Work to be completed >>
The answer must be the full data, restated word for word, with no pictures in it.

Given information >>
"""

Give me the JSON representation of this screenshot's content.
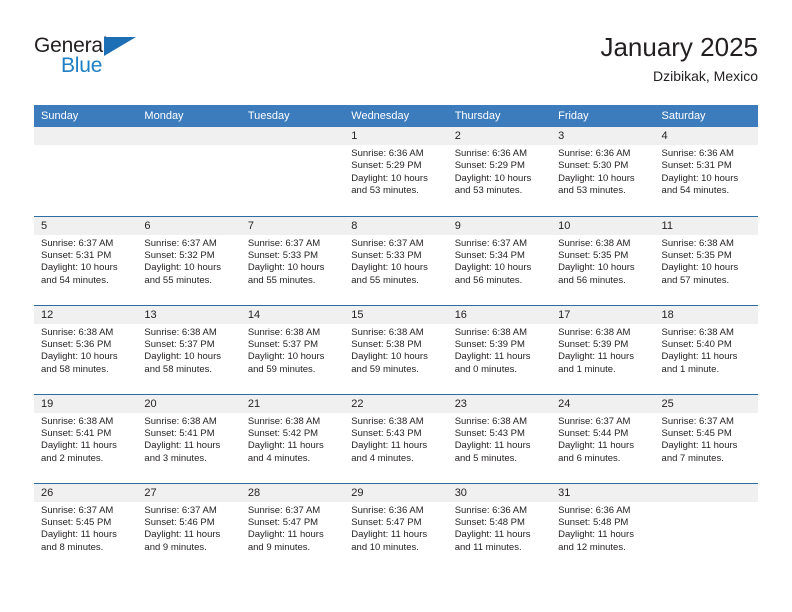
{
  "brand": {
    "name_top": "General",
    "name_bottom": "Blue",
    "accent_color": "#1d6fb5"
  },
  "header": {
    "title": "January 2025",
    "subtitle": "Dzibikak, Mexico"
  },
  "theme": {
    "header_row_bg": "#3c7cbd",
    "row_divider": "#2e6da4",
    "daynum_band_bg": "#f0f0f0",
    "text": "#231f20"
  },
  "weekday_headers": [
    "Sunday",
    "Monday",
    "Tuesday",
    "Wednesday",
    "Thursday",
    "Friday",
    "Saturday"
  ],
  "weeks": [
    [
      {
        "day": "",
        "lines": []
      },
      {
        "day": "",
        "lines": []
      },
      {
        "day": "",
        "lines": []
      },
      {
        "day": "1",
        "lines": [
          "Sunrise: 6:36 AM",
          "Sunset: 5:29 PM",
          "Daylight: 10 hours",
          "and 53 minutes."
        ]
      },
      {
        "day": "2",
        "lines": [
          "Sunrise: 6:36 AM",
          "Sunset: 5:29 PM",
          "Daylight: 10 hours",
          "and 53 minutes."
        ]
      },
      {
        "day": "3",
        "lines": [
          "Sunrise: 6:36 AM",
          "Sunset: 5:30 PM",
          "Daylight: 10 hours",
          "and 53 minutes."
        ]
      },
      {
        "day": "4",
        "lines": [
          "Sunrise: 6:36 AM",
          "Sunset: 5:31 PM",
          "Daylight: 10 hours",
          "and 54 minutes."
        ]
      }
    ],
    [
      {
        "day": "5",
        "lines": [
          "Sunrise: 6:37 AM",
          "Sunset: 5:31 PM",
          "Daylight: 10 hours",
          "and 54 minutes."
        ]
      },
      {
        "day": "6",
        "lines": [
          "Sunrise: 6:37 AM",
          "Sunset: 5:32 PM",
          "Daylight: 10 hours",
          "and 55 minutes."
        ]
      },
      {
        "day": "7",
        "lines": [
          "Sunrise: 6:37 AM",
          "Sunset: 5:33 PM",
          "Daylight: 10 hours",
          "and 55 minutes."
        ]
      },
      {
        "day": "8",
        "lines": [
          "Sunrise: 6:37 AM",
          "Sunset: 5:33 PM",
          "Daylight: 10 hours",
          "and 55 minutes."
        ]
      },
      {
        "day": "9",
        "lines": [
          "Sunrise: 6:37 AM",
          "Sunset: 5:34 PM",
          "Daylight: 10 hours",
          "and 56 minutes."
        ]
      },
      {
        "day": "10",
        "lines": [
          "Sunrise: 6:38 AM",
          "Sunset: 5:35 PM",
          "Daylight: 10 hours",
          "and 56 minutes."
        ]
      },
      {
        "day": "11",
        "lines": [
          "Sunrise: 6:38 AM",
          "Sunset: 5:35 PM",
          "Daylight: 10 hours",
          "and 57 minutes."
        ]
      }
    ],
    [
      {
        "day": "12",
        "lines": [
          "Sunrise: 6:38 AM",
          "Sunset: 5:36 PM",
          "Daylight: 10 hours",
          "and 58 minutes."
        ]
      },
      {
        "day": "13",
        "lines": [
          "Sunrise: 6:38 AM",
          "Sunset: 5:37 PM",
          "Daylight: 10 hours",
          "and 58 minutes."
        ]
      },
      {
        "day": "14",
        "lines": [
          "Sunrise: 6:38 AM",
          "Sunset: 5:37 PM",
          "Daylight: 10 hours",
          "and 59 minutes."
        ]
      },
      {
        "day": "15",
        "lines": [
          "Sunrise: 6:38 AM",
          "Sunset: 5:38 PM",
          "Daylight: 10 hours",
          "and 59 minutes."
        ]
      },
      {
        "day": "16",
        "lines": [
          "Sunrise: 6:38 AM",
          "Sunset: 5:39 PM",
          "Daylight: 11 hours",
          "and 0 minutes."
        ]
      },
      {
        "day": "17",
        "lines": [
          "Sunrise: 6:38 AM",
          "Sunset: 5:39 PM",
          "Daylight: 11 hours",
          "and 1 minute."
        ]
      },
      {
        "day": "18",
        "lines": [
          "Sunrise: 6:38 AM",
          "Sunset: 5:40 PM",
          "Daylight: 11 hours",
          "and 1 minute."
        ]
      }
    ],
    [
      {
        "day": "19",
        "lines": [
          "Sunrise: 6:38 AM",
          "Sunset: 5:41 PM",
          "Daylight: 11 hours",
          "and 2 minutes."
        ]
      },
      {
        "day": "20",
        "lines": [
          "Sunrise: 6:38 AM",
          "Sunset: 5:41 PM",
          "Daylight: 11 hours",
          "and 3 minutes."
        ]
      },
      {
        "day": "21",
        "lines": [
          "Sunrise: 6:38 AM",
          "Sunset: 5:42 PM",
          "Daylight: 11 hours",
          "and 4 minutes."
        ]
      },
      {
        "day": "22",
        "lines": [
          "Sunrise: 6:38 AM",
          "Sunset: 5:43 PM",
          "Daylight: 11 hours",
          "and 4 minutes."
        ]
      },
      {
        "day": "23",
        "lines": [
          "Sunrise: 6:38 AM",
          "Sunset: 5:43 PM",
          "Daylight: 11 hours",
          "and 5 minutes."
        ]
      },
      {
        "day": "24",
        "lines": [
          "Sunrise: 6:37 AM",
          "Sunset: 5:44 PM",
          "Daylight: 11 hours",
          "and 6 minutes."
        ]
      },
      {
        "day": "25",
        "lines": [
          "Sunrise: 6:37 AM",
          "Sunset: 5:45 PM",
          "Daylight: 11 hours",
          "and 7 minutes."
        ]
      }
    ],
    [
      {
        "day": "26",
        "lines": [
          "Sunrise: 6:37 AM",
          "Sunset: 5:45 PM",
          "Daylight: 11 hours",
          "and 8 minutes."
        ]
      },
      {
        "day": "27",
        "lines": [
          "Sunrise: 6:37 AM",
          "Sunset: 5:46 PM",
          "Daylight: 11 hours",
          "and 9 minutes."
        ]
      },
      {
        "day": "28",
        "lines": [
          "Sunrise: 6:37 AM",
          "Sunset: 5:47 PM",
          "Daylight: 11 hours",
          "and 9 minutes."
        ]
      },
      {
        "day": "29",
        "lines": [
          "Sunrise: 6:36 AM",
          "Sunset: 5:47 PM",
          "Daylight: 11 hours",
          "and 10 minutes."
        ]
      },
      {
        "day": "30",
        "lines": [
          "Sunrise: 6:36 AM",
          "Sunset: 5:48 PM",
          "Daylight: 11 hours",
          "and 11 minutes."
        ]
      },
      {
        "day": "31",
        "lines": [
          "Sunrise: 6:36 AM",
          "Sunset: 5:48 PM",
          "Daylight: 11 hours",
          "and 12 minutes."
        ]
      },
      {
        "day": "",
        "lines": []
      }
    ]
  ]
}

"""

Final answer >>
Give me the JSON representation of this screenshot's content.
{
  "brand": {
    "name_top": "General",
    "name_bottom": "Blue",
    "accent_color": "#1d6fb5"
  },
  "header": {
    "title": "January 2025",
    "subtitle": "Dzibikak, Mexico"
  },
  "theme": {
    "header_row_bg": "#3c7cbd",
    "row_divider": "#2e6da4",
    "daynum_band_bg": "#f0f0f0",
    "text": "#231f20"
  },
  "weekday_headers": [
    "Sunday",
    "Monday",
    "Tuesday",
    "Wednesday",
    "Thursday",
    "Friday",
    "Saturday"
  ],
  "weeks": [
    [
      {
        "day": "",
        "lines": []
      },
      {
        "day": "",
        "lines": []
      },
      {
        "day": "",
        "lines": []
      },
      {
        "day": "1",
        "lines": [
          "Sunrise: 6:36 AM",
          "Sunset: 5:29 PM",
          "Daylight: 10 hours",
          "and 53 minutes."
        ]
      },
      {
        "day": "2",
        "lines": [
          "Sunrise: 6:36 AM",
          "Sunset: 5:29 PM",
          "Daylight: 10 hours",
          "and 53 minutes."
        ]
      },
      {
        "day": "3",
        "lines": [
          "Sunrise: 6:36 AM",
          "Sunset: 5:30 PM",
          "Daylight: 10 hours",
          "and 53 minutes."
        ]
      },
      {
        "day": "4",
        "lines": [
          "Sunrise: 6:36 AM",
          "Sunset: 5:31 PM",
          "Daylight: 10 hours",
          "and 54 minutes."
        ]
      }
    ],
    [
      {
        "day": "5",
        "lines": [
          "Sunrise: 6:37 AM",
          "Sunset: 5:31 PM",
          "Daylight: 10 hours",
          "and 54 minutes."
        ]
      },
      {
        "day": "6",
        "lines": [
          "Sunrise: 6:37 AM",
          "Sunset: 5:32 PM",
          "Daylight: 10 hours",
          "and 55 minutes."
        ]
      },
      {
        "day": "7",
        "lines": [
          "Sunrise: 6:37 AM",
          "Sunset: 5:33 PM",
          "Daylight: 10 hours",
          "and 55 minutes."
        ]
      },
      {
        "day": "8",
        "lines": [
          "Sunrise: 6:37 AM",
          "Sunset: 5:33 PM",
          "Daylight: 10 hours",
          "and 55 minutes."
        ]
      },
      {
        "day": "9",
        "lines": [
          "Sunrise: 6:37 AM",
          "Sunset: 5:34 PM",
          "Daylight: 10 hours",
          "and 56 minutes."
        ]
      },
      {
        "day": "10",
        "lines": [
          "Sunrise: 6:38 AM",
          "Sunset: 5:35 PM",
          "Daylight: 10 hours",
          "and 56 minutes."
        ]
      },
      {
        "day": "11",
        "lines": [
          "Sunrise: 6:38 AM",
          "Sunset: 5:35 PM",
          "Daylight: 10 hours",
          "and 57 minutes."
        ]
      }
    ],
    [
      {
        "day": "12",
        "lines": [
          "Sunrise: 6:38 AM",
          "Sunset: 5:36 PM",
          "Daylight: 10 hours",
          "and 58 minutes."
        ]
      },
      {
        "day": "13",
        "lines": [
          "Sunrise: 6:38 AM",
          "Sunset: 5:37 PM",
          "Daylight: 10 hours",
          "and 58 minutes."
        ]
      },
      {
        "day": "14",
        "lines": [
          "Sunrise: 6:38 AM",
          "Sunset: 5:37 PM",
          "Daylight: 10 hours",
          "and 59 minutes."
        ]
      },
      {
        "day": "15",
        "lines": [
          "Sunrise: 6:38 AM",
          "Sunset: 5:38 PM",
          "Daylight: 10 hours",
          "and 59 minutes."
        ]
      },
      {
        "day": "16",
        "lines": [
          "Sunrise: 6:38 AM",
          "Sunset: 5:39 PM",
          "Daylight: 11 hours",
          "and 0 minutes."
        ]
      },
      {
        "day": "17",
        "lines": [
          "Sunrise: 6:38 AM",
          "Sunset: 5:39 PM",
          "Daylight: 11 hours",
          "and 1 minute."
        ]
      },
      {
        "day": "18",
        "lines": [
          "Sunrise: 6:38 AM",
          "Sunset: 5:40 PM",
          "Daylight: 11 hours",
          "and 1 minute."
        ]
      }
    ],
    [
      {
        "day": "19",
        "lines": [
          "Sunrise: 6:38 AM",
          "Sunset: 5:41 PM",
          "Daylight: 11 hours",
          "and 2 minutes."
        ]
      },
      {
        "day": "20",
        "lines": [
          "Sunrise: 6:38 AM",
          "Sunset: 5:41 PM",
          "Daylight: 11 hours",
          "and 3 minutes."
        ]
      },
      {
        "day": "21",
        "lines": [
          "Sunrise: 6:38 AM",
          "Sunset: 5:42 PM",
          "Daylight: 11 hours",
          "and 4 minutes."
        ]
      },
      {
        "day": "22",
        "lines": [
          "Sunrise: 6:38 AM",
          "Sunset: 5:43 PM",
          "Daylight: 11 hours",
          "and 4 minutes."
        ]
      },
      {
        "day": "23",
        "lines": [
          "Sunrise: 6:38 AM",
          "Sunset: 5:43 PM",
          "Daylight: 11 hours",
          "and 5 minutes."
        ]
      },
      {
        "day": "24",
        "lines": [
          "Sunrise: 6:37 AM",
          "Sunset: 5:44 PM",
          "Daylight: 11 hours",
          "and 6 minutes."
        ]
      },
      {
        "day": "25",
        "lines": [
          "Sunrise: 6:37 AM",
          "Sunset: 5:45 PM",
          "Daylight: 11 hours",
          "and 7 minutes."
        ]
      }
    ],
    [
      {
        "day": "26",
        "lines": [
          "Sunrise: 6:37 AM",
          "Sunset: 5:45 PM",
          "Daylight: 11 hours",
          "and 8 minutes."
        ]
      },
      {
        "day": "27",
        "lines": [
          "Sunrise: 6:37 AM",
          "Sunset: 5:46 PM",
          "Daylight: 11 hours",
          "and 9 minutes."
        ]
      },
      {
        "day": "28",
        "lines": [
          "Sunrise: 6:37 AM",
          "Sunset: 5:47 PM",
          "Daylight: 11 hours",
          "and 9 minutes."
        ]
      },
      {
        "day": "29",
        "lines": [
          "Sunrise: 6:36 AM",
          "Sunset: 5:47 PM",
          "Daylight: 11 hours",
          "and 10 minutes."
        ]
      },
      {
        "day": "30",
        "lines": [
          "Sunrise: 6:36 AM",
          "Sunset: 5:48 PM",
          "Daylight: 11 hours",
          "and 11 minutes."
        ]
      },
      {
        "day": "31",
        "lines": [
          "Sunrise: 6:36 AM",
          "Sunset: 5:48 PM",
          "Daylight: 11 hours",
          "and 12 minutes."
        ]
      },
      {
        "day": "",
        "lines": []
      }
    ]
  ]
}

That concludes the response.